# PROBLEM TO SOLVE
Return all lines of the listing below that carry the word "ByLayer".

::: DATA PROVIDED :::

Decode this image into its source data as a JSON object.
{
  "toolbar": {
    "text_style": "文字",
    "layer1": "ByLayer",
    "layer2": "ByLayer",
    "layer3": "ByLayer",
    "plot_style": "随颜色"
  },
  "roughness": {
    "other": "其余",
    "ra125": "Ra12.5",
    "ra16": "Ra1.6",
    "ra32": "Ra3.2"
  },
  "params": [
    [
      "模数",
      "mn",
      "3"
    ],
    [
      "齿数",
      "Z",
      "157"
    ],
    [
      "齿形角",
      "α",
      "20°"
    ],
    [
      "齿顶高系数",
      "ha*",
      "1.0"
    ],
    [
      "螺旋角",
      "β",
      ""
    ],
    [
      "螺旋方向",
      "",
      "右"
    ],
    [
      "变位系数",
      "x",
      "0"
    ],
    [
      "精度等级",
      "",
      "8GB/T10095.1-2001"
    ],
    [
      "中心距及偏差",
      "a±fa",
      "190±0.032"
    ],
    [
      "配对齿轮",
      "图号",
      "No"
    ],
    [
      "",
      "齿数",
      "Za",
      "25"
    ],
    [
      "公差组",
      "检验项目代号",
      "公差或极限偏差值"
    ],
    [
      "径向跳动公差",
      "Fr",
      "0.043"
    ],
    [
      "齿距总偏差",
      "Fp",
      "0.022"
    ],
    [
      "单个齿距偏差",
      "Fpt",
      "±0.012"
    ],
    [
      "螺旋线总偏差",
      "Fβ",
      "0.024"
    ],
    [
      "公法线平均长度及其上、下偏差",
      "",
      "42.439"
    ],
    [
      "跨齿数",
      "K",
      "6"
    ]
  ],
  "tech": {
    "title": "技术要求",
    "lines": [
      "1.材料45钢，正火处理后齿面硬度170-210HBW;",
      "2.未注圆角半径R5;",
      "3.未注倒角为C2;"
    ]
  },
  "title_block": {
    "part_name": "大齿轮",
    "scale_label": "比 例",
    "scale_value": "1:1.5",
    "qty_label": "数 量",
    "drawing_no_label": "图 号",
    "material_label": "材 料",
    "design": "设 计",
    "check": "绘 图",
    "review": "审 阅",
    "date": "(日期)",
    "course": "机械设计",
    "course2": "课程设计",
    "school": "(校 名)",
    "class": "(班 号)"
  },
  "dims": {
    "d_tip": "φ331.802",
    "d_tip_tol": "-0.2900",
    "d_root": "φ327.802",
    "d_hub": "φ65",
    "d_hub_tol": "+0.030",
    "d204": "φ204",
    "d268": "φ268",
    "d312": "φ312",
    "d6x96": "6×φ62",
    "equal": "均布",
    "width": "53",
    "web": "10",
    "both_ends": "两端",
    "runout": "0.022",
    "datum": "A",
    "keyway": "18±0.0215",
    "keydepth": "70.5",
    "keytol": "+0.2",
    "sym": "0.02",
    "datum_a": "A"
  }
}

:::

# FINISHED EXERCISE
    "layer1": "ByLayer",
    "layer2": "ByLayer",
    "layer3": "ByLayer",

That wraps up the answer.